What’s sadder: the fact that I hadn’t heard “Rock On” before Damian’s version, or that I can immediately tell you that this was on the soundtrack to Dream a Little Dream, the movie starring Corey Feldman and Corey Haim? Both are pretty sad, don’t you think? I agree. (I’m sure Kelly Stitzel is with me on this one.)

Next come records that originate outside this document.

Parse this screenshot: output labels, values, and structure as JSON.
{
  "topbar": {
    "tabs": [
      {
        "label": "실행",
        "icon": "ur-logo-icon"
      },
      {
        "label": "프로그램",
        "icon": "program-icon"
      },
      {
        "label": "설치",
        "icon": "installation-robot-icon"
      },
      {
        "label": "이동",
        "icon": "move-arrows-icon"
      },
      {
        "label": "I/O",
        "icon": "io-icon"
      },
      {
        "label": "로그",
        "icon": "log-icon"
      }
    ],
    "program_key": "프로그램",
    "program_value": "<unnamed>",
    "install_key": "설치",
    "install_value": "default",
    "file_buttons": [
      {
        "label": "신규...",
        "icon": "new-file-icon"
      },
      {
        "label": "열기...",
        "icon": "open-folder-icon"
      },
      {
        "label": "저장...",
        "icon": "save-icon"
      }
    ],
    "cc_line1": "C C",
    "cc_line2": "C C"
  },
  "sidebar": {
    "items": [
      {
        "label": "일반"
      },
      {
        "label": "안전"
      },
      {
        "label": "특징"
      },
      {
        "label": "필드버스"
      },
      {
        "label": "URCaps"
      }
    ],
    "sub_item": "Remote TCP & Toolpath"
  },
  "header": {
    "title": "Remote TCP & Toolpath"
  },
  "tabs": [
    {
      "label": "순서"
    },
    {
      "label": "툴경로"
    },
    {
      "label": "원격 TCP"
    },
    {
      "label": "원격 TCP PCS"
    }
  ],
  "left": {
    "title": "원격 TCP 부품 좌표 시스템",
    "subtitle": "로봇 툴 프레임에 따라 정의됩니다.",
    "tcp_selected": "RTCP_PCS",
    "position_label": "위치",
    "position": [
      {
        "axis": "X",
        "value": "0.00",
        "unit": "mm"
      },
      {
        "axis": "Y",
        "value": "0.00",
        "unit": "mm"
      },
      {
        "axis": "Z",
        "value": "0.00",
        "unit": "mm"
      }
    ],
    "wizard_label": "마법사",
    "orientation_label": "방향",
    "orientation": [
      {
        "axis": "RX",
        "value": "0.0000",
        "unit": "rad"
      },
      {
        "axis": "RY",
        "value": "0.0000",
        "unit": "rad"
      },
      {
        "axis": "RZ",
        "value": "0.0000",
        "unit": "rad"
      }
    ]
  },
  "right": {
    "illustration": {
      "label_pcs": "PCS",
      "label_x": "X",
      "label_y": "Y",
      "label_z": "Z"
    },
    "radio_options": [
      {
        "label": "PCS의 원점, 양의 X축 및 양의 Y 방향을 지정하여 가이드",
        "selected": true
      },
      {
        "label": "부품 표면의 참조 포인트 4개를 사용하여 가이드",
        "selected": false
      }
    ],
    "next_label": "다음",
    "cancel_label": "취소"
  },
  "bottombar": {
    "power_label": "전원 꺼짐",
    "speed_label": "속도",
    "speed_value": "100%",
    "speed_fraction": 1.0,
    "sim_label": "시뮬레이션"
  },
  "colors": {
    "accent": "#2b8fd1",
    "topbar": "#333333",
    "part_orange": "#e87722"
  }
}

You may be thinking what I’m thinking: Michael Damian, “Rock On,” total one-hit wonder, right? Actually, it turns out that he’s had two other hits in the Top 40, both in 1989: “Was It Nothing At All” made it all the way to #24, and “Cover of Love” reached #31. Damian had recorded “Rock On” a couple of years earlier in his garage with his two brothers, but it was rejected by most record labels. Dream a Little Dream director Mark Rocco asked Damian’s brothers if they could write some music for the soundtrack, and they brought him “Rock On.” The track reached #1 in early June and surpassed the original, a #5 for David Essex in ’74.

Apart from “Rock On,” Damian’s had numerous successes: he played a lead role on The Young and the Restless for 18 years, appeared in the revival of Joseph and the Amazing Technicolor Dreamcoat (and earned a Grammy nomination), and even won the BMI Songwriting Award for “Was It Nothing At All.” Furthermore, he’s directed two award-winning independent films! So there’s no mocking Damian here, folks. This guy hasn’t really done anything to…aw, Jesus. Wait a second.